(Items from an interface collection)
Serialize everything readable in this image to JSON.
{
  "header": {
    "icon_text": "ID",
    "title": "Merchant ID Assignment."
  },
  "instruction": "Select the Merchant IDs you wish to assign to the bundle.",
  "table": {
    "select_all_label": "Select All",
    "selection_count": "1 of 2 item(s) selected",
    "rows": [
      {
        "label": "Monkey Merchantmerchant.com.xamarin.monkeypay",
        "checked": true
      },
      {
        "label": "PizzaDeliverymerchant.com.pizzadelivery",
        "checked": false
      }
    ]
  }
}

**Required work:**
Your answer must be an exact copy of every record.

**Result:**
Serialize everything readable in this image to JSON.
{
  "header": {
    "icon_text": "ID",
    "title": "Merchant ID Assignment."
  },
  "instruction": "Select the Merchant IDs you wish to assign to the bundle.",
  "table": {
    "select_all_label": "Select All",
    "selection_count": "1 of 2 item(s) selected",
    "rows": [
      {
        "label": "Monkey Merchantmerchant.com.xamarin.monkeypay",
        "checked": true
      },
      {
        "label": "PizzaDeliverymerchant.com.pizzadelivery",
        "checked": false
      }
    ]
  }
}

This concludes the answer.